Young Chloe looks sweet as the rose
And her love might be reckoned no less
But her bosom so freely bestows
That all may a portion possess.
Her smiles would be cheering to see
But so freely they’re lavished abroad
That each silly swain well as me
Can boast of the smiles she bestowed.

Her smiles and her kisses so free
Blesses all like the rain from the sky
As the blossoms love is to the bee
Each swain is as welcome as I.
And tho’ I my folly can see
Yet still must I love and adore
Tho’ I know the love whispered to me
Is a lie told to many before.

’Tis sad that a bosom so fair
And red lips so seemingly sweet
Should study false ways to ensnare
And breath in their kisses deceit.
But beauty’s no guide to the best
The rose that out blushes the morn
While it tempts the glad eye to its breast
Will pierce the fond hand with a thorn.

Yet still must I love silly swain
And put up with all her deceit
And try to be jealous in vain
For I cannot help thinking her sweet,
When I see other swains in her bower.
I sigh and excuse what I see
And say to myself ‘is the flower
Any worse when its kissed by the bee’?

The Moth a coy lover

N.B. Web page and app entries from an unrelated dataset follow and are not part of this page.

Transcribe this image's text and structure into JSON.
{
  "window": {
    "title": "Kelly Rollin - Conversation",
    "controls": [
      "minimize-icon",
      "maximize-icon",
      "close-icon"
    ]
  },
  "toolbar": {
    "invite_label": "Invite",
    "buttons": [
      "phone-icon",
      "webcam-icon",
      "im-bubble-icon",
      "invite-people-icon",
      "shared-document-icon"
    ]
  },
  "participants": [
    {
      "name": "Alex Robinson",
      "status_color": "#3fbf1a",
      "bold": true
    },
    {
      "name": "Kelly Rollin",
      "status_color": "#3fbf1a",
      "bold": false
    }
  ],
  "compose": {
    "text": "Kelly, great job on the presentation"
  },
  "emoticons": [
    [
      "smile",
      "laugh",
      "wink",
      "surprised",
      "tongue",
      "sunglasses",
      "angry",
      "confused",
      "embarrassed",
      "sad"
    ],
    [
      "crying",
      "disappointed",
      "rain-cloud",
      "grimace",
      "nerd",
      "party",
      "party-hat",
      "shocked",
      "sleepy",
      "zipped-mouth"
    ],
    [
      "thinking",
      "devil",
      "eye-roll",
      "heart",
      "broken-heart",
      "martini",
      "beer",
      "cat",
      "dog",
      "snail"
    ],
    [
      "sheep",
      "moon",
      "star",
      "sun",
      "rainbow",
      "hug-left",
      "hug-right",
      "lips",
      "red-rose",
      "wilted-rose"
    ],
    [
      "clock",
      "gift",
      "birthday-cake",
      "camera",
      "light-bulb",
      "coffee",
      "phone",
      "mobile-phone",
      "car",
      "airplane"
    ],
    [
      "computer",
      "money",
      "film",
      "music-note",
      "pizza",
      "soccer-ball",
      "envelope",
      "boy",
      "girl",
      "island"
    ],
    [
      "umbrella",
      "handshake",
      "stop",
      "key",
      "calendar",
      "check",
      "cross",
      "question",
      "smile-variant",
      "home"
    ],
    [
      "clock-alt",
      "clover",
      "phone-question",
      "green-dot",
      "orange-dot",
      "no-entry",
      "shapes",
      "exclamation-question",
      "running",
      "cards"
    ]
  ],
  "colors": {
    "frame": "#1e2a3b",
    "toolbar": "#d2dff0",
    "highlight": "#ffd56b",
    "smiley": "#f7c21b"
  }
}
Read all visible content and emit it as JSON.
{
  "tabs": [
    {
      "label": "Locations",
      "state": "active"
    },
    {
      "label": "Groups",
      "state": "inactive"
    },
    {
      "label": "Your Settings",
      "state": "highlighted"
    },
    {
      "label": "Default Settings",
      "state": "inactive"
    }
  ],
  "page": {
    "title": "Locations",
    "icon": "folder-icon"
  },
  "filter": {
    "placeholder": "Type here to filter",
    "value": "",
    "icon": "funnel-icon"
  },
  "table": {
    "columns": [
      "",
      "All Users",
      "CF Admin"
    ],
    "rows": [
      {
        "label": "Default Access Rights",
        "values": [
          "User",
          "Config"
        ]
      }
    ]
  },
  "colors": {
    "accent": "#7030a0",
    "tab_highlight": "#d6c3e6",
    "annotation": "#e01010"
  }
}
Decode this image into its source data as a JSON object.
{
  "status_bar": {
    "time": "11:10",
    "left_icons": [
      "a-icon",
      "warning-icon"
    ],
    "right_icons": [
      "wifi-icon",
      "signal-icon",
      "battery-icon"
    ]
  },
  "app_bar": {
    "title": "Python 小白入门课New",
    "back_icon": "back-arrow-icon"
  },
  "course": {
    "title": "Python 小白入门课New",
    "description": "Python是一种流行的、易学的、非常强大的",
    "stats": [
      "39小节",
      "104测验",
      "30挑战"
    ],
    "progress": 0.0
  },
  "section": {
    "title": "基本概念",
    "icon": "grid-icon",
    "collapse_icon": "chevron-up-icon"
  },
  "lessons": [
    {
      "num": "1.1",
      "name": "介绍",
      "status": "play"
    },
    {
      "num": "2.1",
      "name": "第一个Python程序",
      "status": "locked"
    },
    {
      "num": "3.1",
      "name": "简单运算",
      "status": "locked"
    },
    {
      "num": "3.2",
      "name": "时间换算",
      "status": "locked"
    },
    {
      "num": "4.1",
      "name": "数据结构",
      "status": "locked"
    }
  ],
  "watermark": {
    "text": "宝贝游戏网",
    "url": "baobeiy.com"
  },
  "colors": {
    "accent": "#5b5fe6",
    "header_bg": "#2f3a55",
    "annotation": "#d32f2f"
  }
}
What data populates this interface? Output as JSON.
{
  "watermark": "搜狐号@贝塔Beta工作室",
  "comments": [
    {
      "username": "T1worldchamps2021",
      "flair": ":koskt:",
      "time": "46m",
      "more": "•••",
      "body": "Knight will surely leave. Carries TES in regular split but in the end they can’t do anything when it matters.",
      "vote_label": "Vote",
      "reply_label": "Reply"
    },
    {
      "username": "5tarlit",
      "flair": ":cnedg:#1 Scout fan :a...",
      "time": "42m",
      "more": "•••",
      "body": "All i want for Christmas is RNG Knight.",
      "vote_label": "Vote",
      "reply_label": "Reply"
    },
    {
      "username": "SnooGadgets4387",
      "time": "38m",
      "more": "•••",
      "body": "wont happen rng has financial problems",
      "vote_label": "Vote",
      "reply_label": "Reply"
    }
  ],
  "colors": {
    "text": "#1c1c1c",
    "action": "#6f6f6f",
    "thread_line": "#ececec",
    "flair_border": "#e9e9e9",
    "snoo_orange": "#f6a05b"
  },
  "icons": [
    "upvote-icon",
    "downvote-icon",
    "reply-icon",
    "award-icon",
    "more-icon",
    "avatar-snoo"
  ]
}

The Moth a coy lover now ventures to creep
Out at night to steal kisses from flowers when asleep
But the Butterflye bold as the Bee for a plot
Kisses the flowers all the day whether willing or not
Now no longer able his sports to pursue
He lay neath a leaf to get out of the dew
Heres the Cockchaffer to with his old sullen drone
Sings as if he thought no song sweet as his own
The Bee too with grains of red dust on each thigh
Who had drained thro the day all the honey flowers dry
& in vain he attempted straight forward to drive
He reeled and mistook the way home to his hive
Till lost on this spot in a considerable fright
He makes on this thistle a bed for the night
Heres the rope dancing spider a trusting his threads
From his web on the branches high over their heads
Ah well may you laugh at the sports he doth make
While he dances away in no fears for his neck
The rest were all coupled & happy & they
Song the old merry songs which they sang at his day

Pet MS A31 p9